Speaker Biography: Ruth Mazo. This website, A Medieval Woman’s Companion, tells the stories of many women who lived in the Middle Ages. Supplementing the book A Medieval Woman’s Companion: Women’s Lives in the European Middle Ages by Susan Signe Morrison, a history book for high school and college students, as well as the general public, the site and blog provides information about the Middle Ages from the point of.

Incorporating both the laws, regulations and religious texts that shaped the way women lived their lives, and personal narratives by and about medieval women, the book is unique in examining women’s lives through the lens of daily activities, and in doing so as far as possible through the voices of.

The Book of the Maidservant by Rebecca Barnhouse. “Johanna is a serving girl to Dame Margery Kempe, a renowned medieval holy woman. Dame Margery feels the suffering the Virgin Mary felt for her son, but cares little for the misery she sees every day.

When she announces that Johanna will accompany her on a pilgrimage to Rome, the suffering Author: Kristen Mcquinn. Ever aware of the medieval impact of these negative descriptions, both on men's perceptions of women and women's self-images, he also delineates the persistent connections between women and sorcery in rabbinic writings and their afterlife.

The History Learning Site, 5 Mar 18 Dec Law and order was very harsh in Medieval England. Those in charge of law and order believed that people would only learn how to behave properly if they feared what would happen to them if they broke the law.

Even the ‘smallest’ offences had serious punishments.Her research focuses primarily on marriage and law in medieval Europe. She is the author of Bigamy and Christian Identity in Late Medieval Champagne(Penn, ) and has also published on adultery, marriage, illicit sex, and the role of gender in canon law.

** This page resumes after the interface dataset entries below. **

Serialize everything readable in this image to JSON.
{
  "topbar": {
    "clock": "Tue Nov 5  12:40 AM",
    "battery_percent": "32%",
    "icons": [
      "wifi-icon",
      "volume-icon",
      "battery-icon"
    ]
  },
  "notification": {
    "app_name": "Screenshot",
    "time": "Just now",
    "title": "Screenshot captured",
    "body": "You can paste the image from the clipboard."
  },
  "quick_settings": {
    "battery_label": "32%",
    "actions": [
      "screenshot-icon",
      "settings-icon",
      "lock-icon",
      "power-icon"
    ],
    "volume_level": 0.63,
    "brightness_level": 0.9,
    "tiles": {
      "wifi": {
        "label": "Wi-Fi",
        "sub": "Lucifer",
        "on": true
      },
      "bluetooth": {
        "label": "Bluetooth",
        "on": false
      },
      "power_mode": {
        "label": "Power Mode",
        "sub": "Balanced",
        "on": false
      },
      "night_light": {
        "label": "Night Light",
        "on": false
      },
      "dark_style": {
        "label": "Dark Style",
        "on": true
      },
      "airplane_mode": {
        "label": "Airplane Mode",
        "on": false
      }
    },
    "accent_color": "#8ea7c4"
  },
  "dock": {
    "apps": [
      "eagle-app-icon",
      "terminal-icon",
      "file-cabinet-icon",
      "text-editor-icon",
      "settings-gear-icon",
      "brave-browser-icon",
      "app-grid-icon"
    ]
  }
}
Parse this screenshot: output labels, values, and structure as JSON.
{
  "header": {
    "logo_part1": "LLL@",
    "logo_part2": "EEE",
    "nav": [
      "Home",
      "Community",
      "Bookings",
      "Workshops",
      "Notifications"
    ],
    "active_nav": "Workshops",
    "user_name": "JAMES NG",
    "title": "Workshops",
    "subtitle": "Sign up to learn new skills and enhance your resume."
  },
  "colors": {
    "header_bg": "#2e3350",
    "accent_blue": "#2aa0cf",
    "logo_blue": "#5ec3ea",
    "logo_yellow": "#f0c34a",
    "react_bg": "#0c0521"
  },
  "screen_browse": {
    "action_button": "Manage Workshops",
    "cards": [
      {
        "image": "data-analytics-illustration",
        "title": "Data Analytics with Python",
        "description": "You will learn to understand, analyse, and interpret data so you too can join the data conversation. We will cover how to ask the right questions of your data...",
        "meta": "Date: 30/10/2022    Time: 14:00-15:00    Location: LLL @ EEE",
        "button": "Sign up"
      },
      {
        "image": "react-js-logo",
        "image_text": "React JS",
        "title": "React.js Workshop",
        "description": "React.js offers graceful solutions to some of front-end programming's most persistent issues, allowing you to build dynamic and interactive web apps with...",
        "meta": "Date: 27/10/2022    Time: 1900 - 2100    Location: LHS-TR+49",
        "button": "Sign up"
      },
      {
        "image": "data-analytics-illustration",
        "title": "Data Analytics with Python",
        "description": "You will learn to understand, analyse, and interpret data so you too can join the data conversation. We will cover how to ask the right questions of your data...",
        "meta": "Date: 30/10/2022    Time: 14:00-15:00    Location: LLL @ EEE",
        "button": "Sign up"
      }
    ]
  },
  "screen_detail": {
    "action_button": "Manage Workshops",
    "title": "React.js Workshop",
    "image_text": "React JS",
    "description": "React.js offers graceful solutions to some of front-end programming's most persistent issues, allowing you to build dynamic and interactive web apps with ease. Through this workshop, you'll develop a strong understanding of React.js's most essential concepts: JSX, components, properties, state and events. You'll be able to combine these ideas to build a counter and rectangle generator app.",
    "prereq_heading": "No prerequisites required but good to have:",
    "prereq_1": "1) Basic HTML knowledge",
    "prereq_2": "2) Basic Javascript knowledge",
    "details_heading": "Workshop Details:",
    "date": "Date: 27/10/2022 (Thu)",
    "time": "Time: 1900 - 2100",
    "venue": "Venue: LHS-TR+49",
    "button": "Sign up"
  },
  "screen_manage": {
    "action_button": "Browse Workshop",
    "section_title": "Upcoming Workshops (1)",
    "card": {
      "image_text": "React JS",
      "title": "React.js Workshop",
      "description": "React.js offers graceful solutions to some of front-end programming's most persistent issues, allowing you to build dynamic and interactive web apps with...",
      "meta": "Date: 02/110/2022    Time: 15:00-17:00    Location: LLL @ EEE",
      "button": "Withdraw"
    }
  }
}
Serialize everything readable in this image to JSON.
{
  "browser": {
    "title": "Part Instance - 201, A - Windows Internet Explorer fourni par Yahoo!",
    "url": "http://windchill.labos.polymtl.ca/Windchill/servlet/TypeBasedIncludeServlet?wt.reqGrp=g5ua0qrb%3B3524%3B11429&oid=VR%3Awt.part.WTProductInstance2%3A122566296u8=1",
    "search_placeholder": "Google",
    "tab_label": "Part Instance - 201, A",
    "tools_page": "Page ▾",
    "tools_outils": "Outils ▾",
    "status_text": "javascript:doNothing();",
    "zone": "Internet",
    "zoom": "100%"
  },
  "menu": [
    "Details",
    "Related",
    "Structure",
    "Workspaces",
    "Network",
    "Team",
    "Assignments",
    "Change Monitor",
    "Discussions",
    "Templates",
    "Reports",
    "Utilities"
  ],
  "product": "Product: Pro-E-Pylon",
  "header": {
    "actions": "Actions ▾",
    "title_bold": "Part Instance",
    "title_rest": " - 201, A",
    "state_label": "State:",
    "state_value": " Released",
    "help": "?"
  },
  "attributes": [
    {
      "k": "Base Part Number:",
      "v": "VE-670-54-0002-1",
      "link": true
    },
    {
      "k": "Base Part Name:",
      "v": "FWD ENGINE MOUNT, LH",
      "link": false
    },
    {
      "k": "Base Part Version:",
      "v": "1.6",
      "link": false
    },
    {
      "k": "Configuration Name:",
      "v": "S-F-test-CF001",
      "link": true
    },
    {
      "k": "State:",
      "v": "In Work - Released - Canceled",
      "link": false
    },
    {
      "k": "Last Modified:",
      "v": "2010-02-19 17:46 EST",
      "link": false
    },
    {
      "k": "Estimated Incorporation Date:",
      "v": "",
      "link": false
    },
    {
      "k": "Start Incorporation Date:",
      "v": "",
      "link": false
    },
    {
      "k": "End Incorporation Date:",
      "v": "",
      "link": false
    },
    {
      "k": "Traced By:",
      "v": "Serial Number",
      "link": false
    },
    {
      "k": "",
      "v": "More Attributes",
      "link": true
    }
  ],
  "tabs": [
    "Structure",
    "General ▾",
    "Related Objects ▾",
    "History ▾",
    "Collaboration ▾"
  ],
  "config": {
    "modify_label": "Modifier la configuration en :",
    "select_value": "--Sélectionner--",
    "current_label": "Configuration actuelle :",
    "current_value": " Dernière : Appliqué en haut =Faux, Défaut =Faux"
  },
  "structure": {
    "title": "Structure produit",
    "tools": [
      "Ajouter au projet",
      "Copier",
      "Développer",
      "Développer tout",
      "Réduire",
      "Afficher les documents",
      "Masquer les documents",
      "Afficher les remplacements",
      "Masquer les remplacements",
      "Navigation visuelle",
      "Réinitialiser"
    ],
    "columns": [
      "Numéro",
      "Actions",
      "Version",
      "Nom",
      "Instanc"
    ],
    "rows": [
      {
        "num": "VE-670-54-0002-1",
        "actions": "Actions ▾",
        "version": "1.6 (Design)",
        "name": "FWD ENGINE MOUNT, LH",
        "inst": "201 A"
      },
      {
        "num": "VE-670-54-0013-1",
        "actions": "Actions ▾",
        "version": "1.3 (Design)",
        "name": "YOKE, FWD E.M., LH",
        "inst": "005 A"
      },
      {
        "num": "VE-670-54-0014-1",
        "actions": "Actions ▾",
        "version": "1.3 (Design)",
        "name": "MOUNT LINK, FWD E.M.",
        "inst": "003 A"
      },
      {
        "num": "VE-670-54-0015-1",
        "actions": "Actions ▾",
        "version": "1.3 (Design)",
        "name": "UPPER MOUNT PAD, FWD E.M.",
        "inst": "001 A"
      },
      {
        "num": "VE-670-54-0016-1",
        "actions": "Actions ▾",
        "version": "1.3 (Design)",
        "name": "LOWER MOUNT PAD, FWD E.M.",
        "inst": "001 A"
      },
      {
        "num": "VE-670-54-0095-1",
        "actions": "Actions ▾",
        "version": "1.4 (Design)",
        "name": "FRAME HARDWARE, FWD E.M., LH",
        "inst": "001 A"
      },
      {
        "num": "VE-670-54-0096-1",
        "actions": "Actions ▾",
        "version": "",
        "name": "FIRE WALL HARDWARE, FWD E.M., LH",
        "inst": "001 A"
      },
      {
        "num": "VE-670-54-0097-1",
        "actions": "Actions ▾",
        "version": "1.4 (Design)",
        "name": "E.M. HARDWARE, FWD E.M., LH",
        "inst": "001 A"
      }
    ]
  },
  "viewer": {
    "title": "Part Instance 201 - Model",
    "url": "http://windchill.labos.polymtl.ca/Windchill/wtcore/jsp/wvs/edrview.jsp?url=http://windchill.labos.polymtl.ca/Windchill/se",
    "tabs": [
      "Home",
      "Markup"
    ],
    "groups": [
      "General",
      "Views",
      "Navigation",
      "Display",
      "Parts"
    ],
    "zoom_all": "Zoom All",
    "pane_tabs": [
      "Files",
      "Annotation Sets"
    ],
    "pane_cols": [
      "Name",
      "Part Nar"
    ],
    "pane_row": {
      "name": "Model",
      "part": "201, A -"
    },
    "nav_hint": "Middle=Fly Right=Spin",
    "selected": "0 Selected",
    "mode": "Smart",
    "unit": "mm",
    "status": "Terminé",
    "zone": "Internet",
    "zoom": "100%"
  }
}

She was a Mellon fellow in Historical Studies at the Institute for Advanced Study in.